Four friends, played by international superstars Marcello Mastroianni (Fellini’s '8½'), Michel Piccoli ('Belle de jour'), Ugo Tognazzi ('Barbarella') and Philippe Noiret ('Zazie dans le métro') retreat to a country mansion where they are determined to eat themselves to death, whilst engaging in group sex with prostitutes and a local school teacher (Andréa Ferréol, 'The Tin Drum').
At once jovial and sinister, the film’s jet-black humour has a further twist as the reputed actors (whose characters use their own names) buck their respectable personas for a descent into chaos that delivers a feast for the eyes and mind. Still managing to shock, this is a riotous chronicle of excess that challenged the mores of society at a time when cinema around the world was breaking taboos.
BBFC rated 18 - Strong sex

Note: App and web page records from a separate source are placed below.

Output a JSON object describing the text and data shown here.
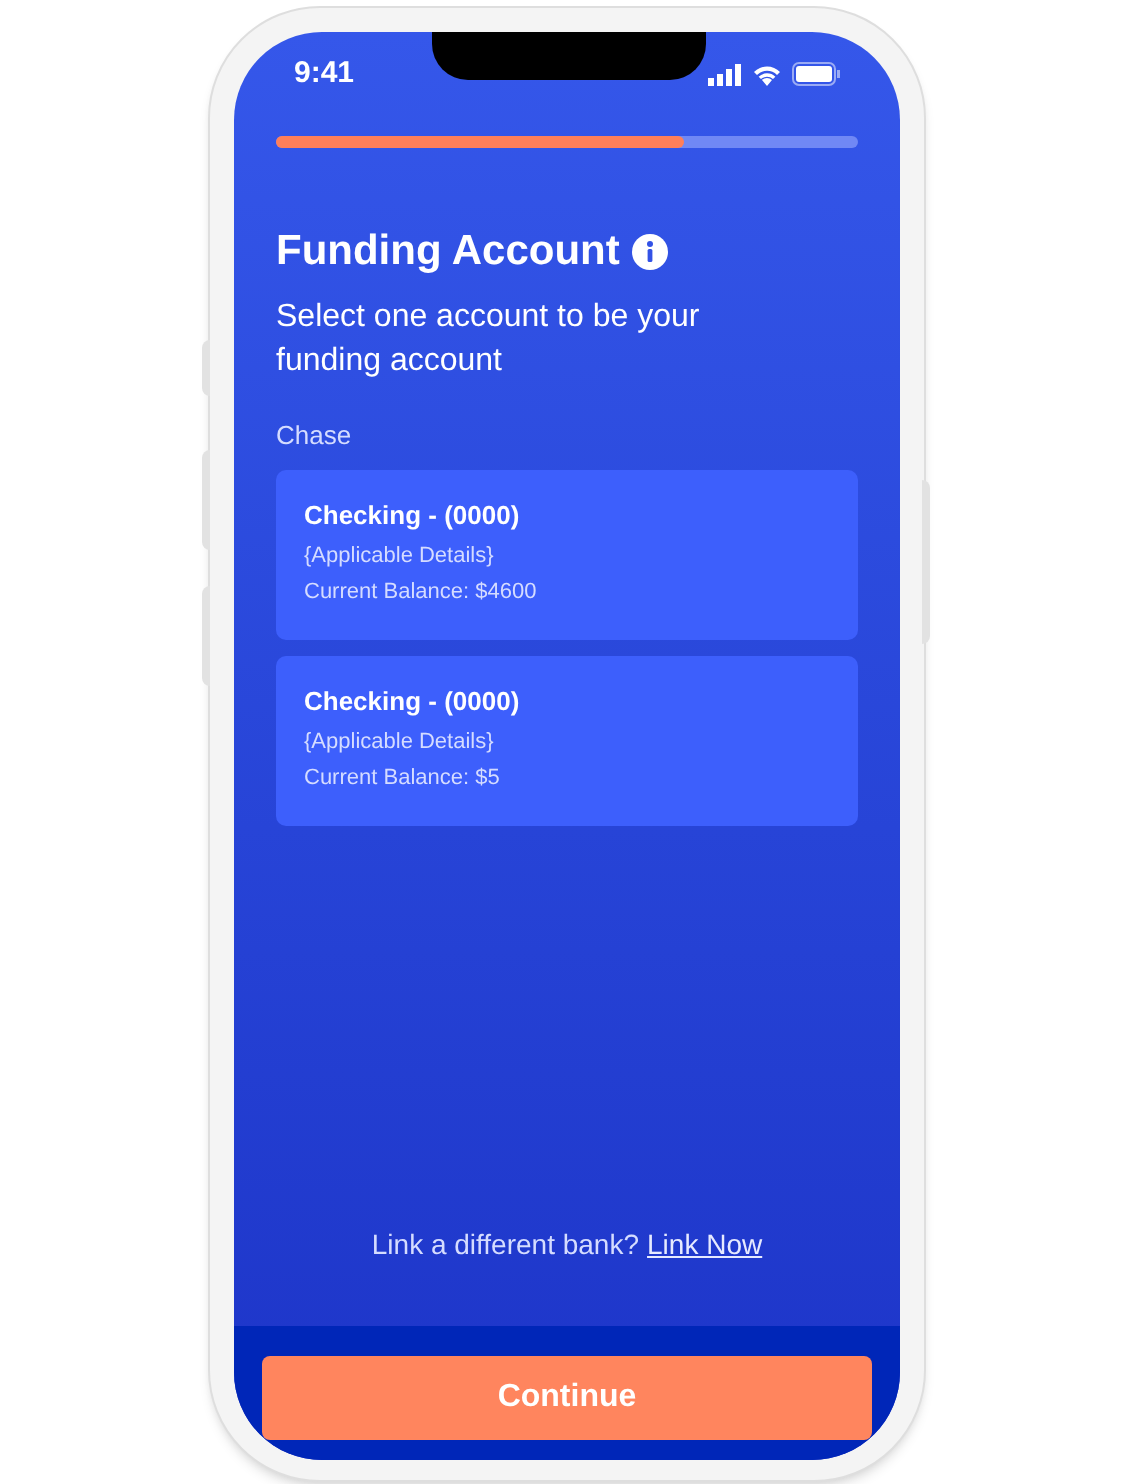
{
  "status_bar": {
    "time": "9:41"
  },
  "progress": {
    "level": 0.7
  },
  "title": "Funding Account",
  "subtitle": "Select one account to be your funding account",
  "bank": "Chase",
  "accounts": [
    {
      "name": "Checking - (0000)",
      "details": "{Applicable Details}",
      "balance": "Current Balance: $4600"
    },
    {
      "name": "Checking - (0000)",
      "details": "{Applicable Details}",
      "balance": "Current Balance: $5"
    }
  ],
  "link_prompt": {
    "text": "Link a different bank?",
    "link": "Link Now"
  },
  "continue_button": "Continue"
}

★★★★ "Jaded, crass and drenched in ennui, Marco Ferreri’s perverted nightmare of seedy 1970s sophistications may be a film of its time: but what a time" - Peter Bradshaw, The Guardian